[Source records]

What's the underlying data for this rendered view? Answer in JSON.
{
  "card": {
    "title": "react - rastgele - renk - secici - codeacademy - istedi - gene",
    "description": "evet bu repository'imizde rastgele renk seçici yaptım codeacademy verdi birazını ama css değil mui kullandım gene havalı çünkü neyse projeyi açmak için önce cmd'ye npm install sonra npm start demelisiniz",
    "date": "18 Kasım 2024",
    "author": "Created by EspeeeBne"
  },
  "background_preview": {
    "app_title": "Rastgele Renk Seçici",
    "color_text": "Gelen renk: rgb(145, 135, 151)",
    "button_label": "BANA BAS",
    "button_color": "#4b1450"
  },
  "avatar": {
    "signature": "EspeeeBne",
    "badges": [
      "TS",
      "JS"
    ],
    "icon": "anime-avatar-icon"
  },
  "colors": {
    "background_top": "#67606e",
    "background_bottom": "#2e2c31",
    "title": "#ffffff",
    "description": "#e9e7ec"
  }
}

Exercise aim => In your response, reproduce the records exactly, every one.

Output =>
What's the underlying data for this rendered view? Answer in JSON.
{
  "card": {
    "title": "react - rastgele - renk - secici - codeacademy - istedi - gene",
    "description": "evet bu repository'imizde rastgele renk seçici yaptım codeacademy verdi birazını ama css değil mui kullandım gene havalı çünkü neyse projeyi açmak için önce cmd'ye npm install sonra npm start demelisiniz",
    "date": "18 Kasım 2024",
    "author": "Created by EspeeeBne"
  },
  "background_preview": {
    "app_title": "Rastgele Renk Seçici",
    "color_text": "Gelen renk: rgb(145, 135, 151)",
    "button_label": "BANA BAS",
    "button_color": "#4b1450"
  },
  "avatar": {
    "signature": "EspeeeBne",
    "badges": [
      "TS",
      "JS"
    ],
    "icon": "anime-avatar-icon"
  },
  "colors": {
    "background_top": "#67606e",
    "background_bottom": "#2e2c31",
    "title": "#ffffff",
    "description": "#e9e7ec"
  }
}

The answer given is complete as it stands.